NHL deputy commissioner Bill Daly told "Off the Record" host Michael Landsberg on Tuesday that Toronto could handle two teams.
"I don't think anybody would argue the fact that Toronto could support a second team," Daly told Landsberg. "The question is, do we want to create yet another team or do we want to re-locate a franchise, and the answer to both of those questions is 'no' right now."
Daly was part of a panel that included Sun Media writer Steve Simmons, and two former NHLers, Rick Vaive and Rob Ray.
"Well the answer should be 'yes' to the re-locate, no to expansion," said Simmons. "The NHL doesn't need any more teams… Is the NHL stronger with two franchises in Toronto and no team in maybe Nashville, no team maybe in Florida, no team in those kinds of places?"
Daly asked if that attitude was fair to the fans in Nashville or Florida who have supported those teams for 15 years.
"Having been to enough Florida Panthers games when the stands are half empty and they are giving tickets away on golf courses, yes," Simmons answered.
Vaive said he thought re-location was a good idea.
"Again, you have to ask the question. For some of these franchises, there are 12,000 or 13,000 fans in the building, you move them to Toronto and you have 19,000 every single game," Vaive said. "The revenues are higher, the players are happier, the league is happier, Bill - you're happier, so I think it's good for everybody."

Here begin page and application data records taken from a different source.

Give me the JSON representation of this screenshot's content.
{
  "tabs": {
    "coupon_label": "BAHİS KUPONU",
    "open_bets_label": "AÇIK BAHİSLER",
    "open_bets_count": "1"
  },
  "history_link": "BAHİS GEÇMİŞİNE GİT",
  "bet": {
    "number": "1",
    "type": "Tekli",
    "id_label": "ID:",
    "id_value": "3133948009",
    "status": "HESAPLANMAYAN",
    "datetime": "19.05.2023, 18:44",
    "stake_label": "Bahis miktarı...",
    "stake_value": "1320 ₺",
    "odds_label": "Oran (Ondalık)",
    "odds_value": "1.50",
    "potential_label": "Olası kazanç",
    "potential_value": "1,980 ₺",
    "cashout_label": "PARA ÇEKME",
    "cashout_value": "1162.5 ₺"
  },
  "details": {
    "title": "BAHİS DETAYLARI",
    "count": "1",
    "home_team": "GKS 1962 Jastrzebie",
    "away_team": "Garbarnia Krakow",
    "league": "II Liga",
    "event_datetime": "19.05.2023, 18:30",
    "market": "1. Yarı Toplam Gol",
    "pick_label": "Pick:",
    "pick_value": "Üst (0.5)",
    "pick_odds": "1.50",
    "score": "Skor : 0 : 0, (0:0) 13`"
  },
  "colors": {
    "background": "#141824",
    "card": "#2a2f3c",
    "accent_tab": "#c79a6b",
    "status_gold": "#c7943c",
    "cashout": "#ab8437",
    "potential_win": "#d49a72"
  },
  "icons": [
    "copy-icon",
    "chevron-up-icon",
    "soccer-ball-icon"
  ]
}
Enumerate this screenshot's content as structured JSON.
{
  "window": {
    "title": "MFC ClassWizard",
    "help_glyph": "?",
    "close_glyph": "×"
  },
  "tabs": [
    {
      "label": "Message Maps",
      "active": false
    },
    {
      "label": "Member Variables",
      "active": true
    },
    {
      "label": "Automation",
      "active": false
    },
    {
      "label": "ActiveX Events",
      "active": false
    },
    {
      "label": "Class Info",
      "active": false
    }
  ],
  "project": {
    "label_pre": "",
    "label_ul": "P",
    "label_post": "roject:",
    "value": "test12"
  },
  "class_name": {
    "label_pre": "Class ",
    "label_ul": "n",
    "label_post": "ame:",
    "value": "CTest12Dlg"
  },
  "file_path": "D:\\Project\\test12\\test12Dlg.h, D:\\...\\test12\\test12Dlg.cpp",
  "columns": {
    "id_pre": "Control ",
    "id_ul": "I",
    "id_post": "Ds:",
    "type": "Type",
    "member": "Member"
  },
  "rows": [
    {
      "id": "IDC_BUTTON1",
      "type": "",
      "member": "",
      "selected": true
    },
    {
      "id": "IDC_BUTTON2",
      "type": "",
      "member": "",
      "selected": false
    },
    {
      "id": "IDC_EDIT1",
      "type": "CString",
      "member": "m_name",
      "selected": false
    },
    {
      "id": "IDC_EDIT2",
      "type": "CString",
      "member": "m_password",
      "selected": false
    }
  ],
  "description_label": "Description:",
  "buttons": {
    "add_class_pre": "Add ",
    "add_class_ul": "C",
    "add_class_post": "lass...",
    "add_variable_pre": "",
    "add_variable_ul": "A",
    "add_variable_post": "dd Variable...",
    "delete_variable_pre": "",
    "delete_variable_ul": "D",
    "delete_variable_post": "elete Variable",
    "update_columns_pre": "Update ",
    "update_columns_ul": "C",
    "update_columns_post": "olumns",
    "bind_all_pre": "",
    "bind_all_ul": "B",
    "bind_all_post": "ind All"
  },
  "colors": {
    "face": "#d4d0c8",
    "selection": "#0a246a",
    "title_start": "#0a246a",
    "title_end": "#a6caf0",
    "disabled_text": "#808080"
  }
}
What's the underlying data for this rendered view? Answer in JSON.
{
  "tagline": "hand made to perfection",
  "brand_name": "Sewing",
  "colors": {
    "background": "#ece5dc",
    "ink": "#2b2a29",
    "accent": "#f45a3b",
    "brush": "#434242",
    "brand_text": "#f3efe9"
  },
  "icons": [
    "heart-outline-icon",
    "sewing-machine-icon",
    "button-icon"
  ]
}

Daly, though, was quick to point to Buffalo as a reason not to be hasty.
"You have to ask why there are 12 and 13,000 people in the stands because in Buffalo just five years ago you had 12 and 13,000," Daly said. It was a mark that hit home for Vaive and Ray, who both played in Buffalo.
To that point, Vaive said he was in favour of putting a second team in the Greater Toronto Area (GTA), but not in Hamilton, which would affect the Sabres.
"I'm not sure about southern Ontario, but Toronto, yes," said Vaive. "I'm not sure you go to Hamilton or down into that area - first of all you affect the Buffalo Sabres - but I don't think they can support it down there. Toronto, in the GTA (Greater Toronto Area) somewhere? Yes, I don't think there's any question. I've been saying that since for years."
Ray agreed with Vaive's assessment, noting that the Sabres season ticket base was 15-17 percent Canadian.
When it was suggested that winning was enough to put fans in the stands in sourthern markets, there was wide disagreement.
"Nashville has proven the opposite," Simmons said.
Daly was quick to point out, however, that Nashville had not even made it beyond the first round of the playoffs, making them a poor comparable. He suggested Carolina and Tampa Bay were better examples, noting that both franchises saw ticket sales increase after they reached the Stanley Cup Final.
Watch the entire debate on Off the Record's page on TSN.ca (http://www.tsn.ca/shows/otr/).